Related GCSE Tess of the d'Urbervilles essays

  1. Tess of the D'urbervilles - How far do you agree that Tess is responsible ...

    if he could get a parson but her dad refused as he feels ashamed of his daughter and doesn't want to help Tess then decided that this had to be done and that she would baptize the baby herself " I baptize thee in the name of the father, and

  2. Compare how Shakespeare and Hardy present the role of their tragic heroines within society ...

    Similarly, they found happiness with men whom both their families and societies considered unsuitable. Even though Tess is raped and violated by Alec D'Urberville, she is still obligated to marry him as he is the father of her child and through no fault of her own, she is now seen as 'impure' and tainted.

  1. Contrast the descriptions of Flint comb - Ash and Talbothays, showing How Hardy uses ...

    She now feels very lonely. Her baby, Sorrow, dies. In an attempt to a new beginning in life. Tess decides to move away from Marlott to Talbothays Dairy, where know one will know of her past.
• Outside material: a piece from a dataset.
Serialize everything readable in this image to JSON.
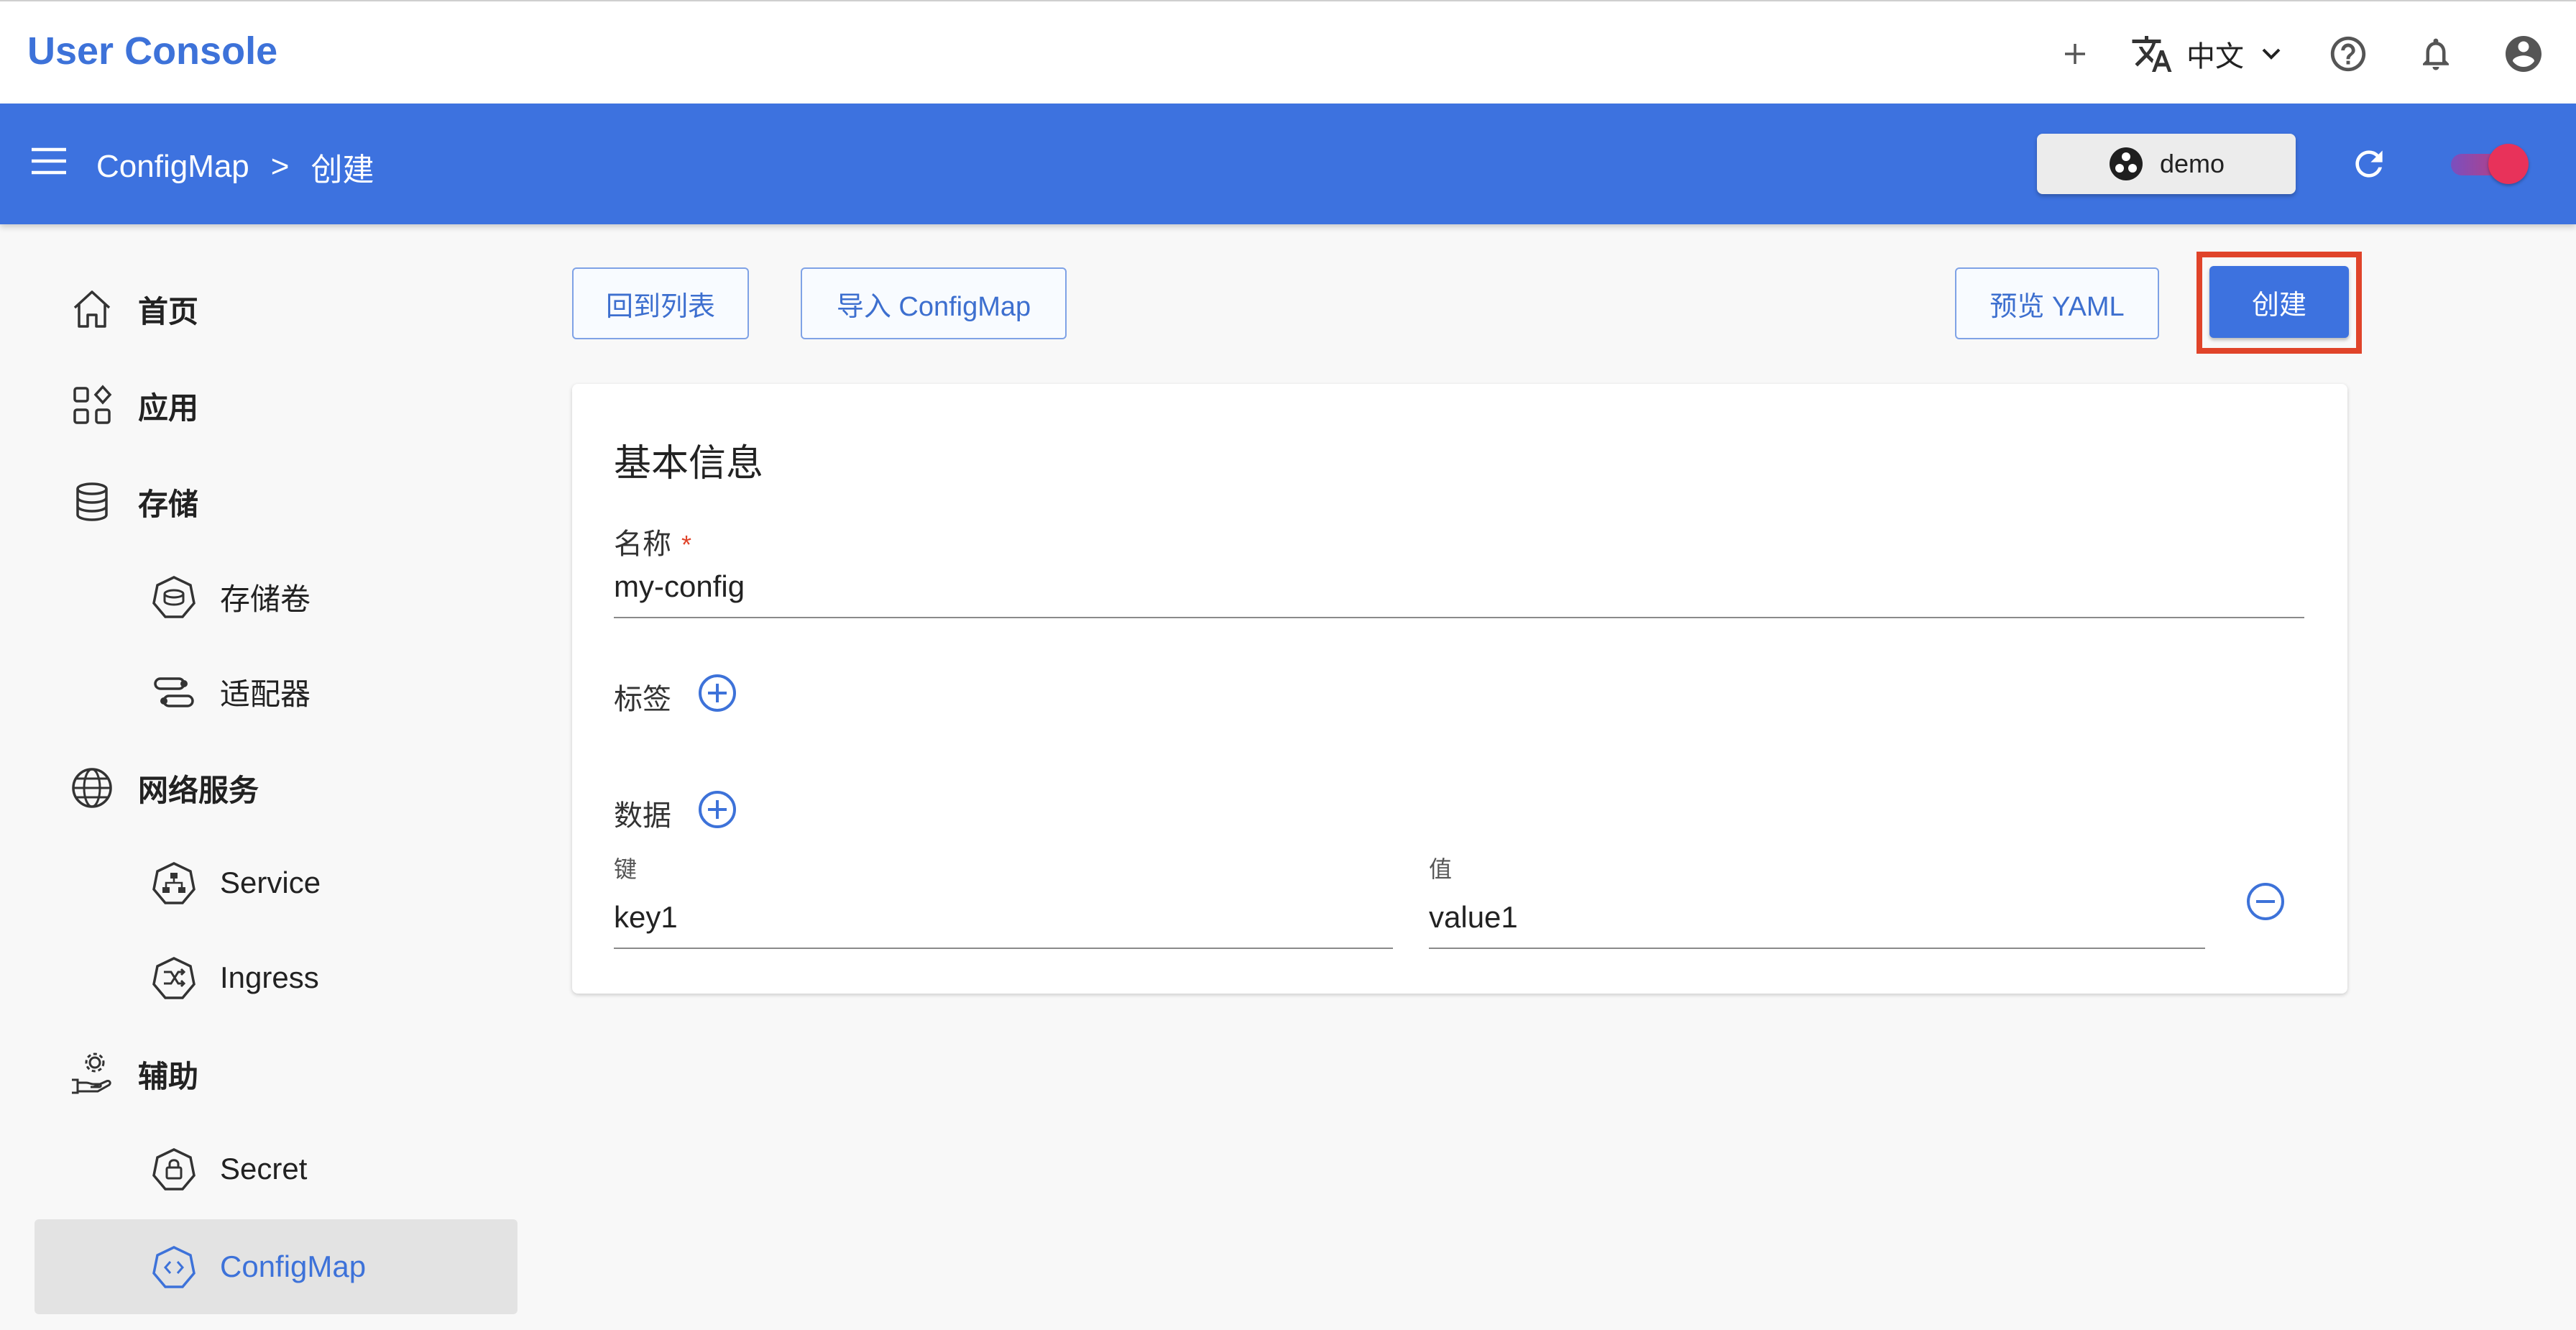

She has recovered fro her recent tragic experiences, she is a lot stronger and healed, and she is looking forward to the future.

  2. Tess of the D'Urbervilles- A Pure Woman.' Who or what does Hardy blame for ...

    Alec also helped Tess and her family- true for the wrong reasons (in order to weaken Tess's resolve to reject him and make her feel obliged to him) but at least he took care of her. And whereas Alec is forcefully and physically destructive of Tess, Angel proves to be

  1. Compare and Contras the presentation of Tess Durbeyfield in "Tess of the D'Urbervilles" and ...

    This hints that, while Ernestina may well have had a more expensive education, she has had a lot less experience of life, and is not as intelligent; described by Charles as "a pretty little thing, yet a shallow little thing".

  2. Tess Of The D'Urbervilles - review

    We see that the horse (Ironically named Prince) was killed by a mailman's cart, as they had collided. A shaft from the mailman's cart had gone through Prince's chest, killing him instantly. This is a very symbolic moment, since the horse was very important to the family, as it was all they had.

  1. Thomas Hardy said His Subtitle 'Pure Women' Caused more Debate Than Anything Else In ...

    "Tess was indignant and ashamed. She no longer minded the loneliness of the way and the lateness of the hour; her one object was to get away from the whole crew as soon as possible'. Tess did not care if she had to walk home alone but she just wanted to get out of there.

  2. Tess of the d'Urbervilles (1891) by Thomas Hardy.

    His love for Tess may be abstract, as we guess when he calls her "Daughter of Nature" or "Demeter." Tess may be more an archetype or ideal to him than a flesh and blood woman with a complicated life. Angel's ideals of human purity are too elevated to be applied to actual people: Mrs.

  • Over 160,000 pieces
    of student written work
  • Annotated by
    experienced teachers
  • Ideas and feedback to
    improve your own work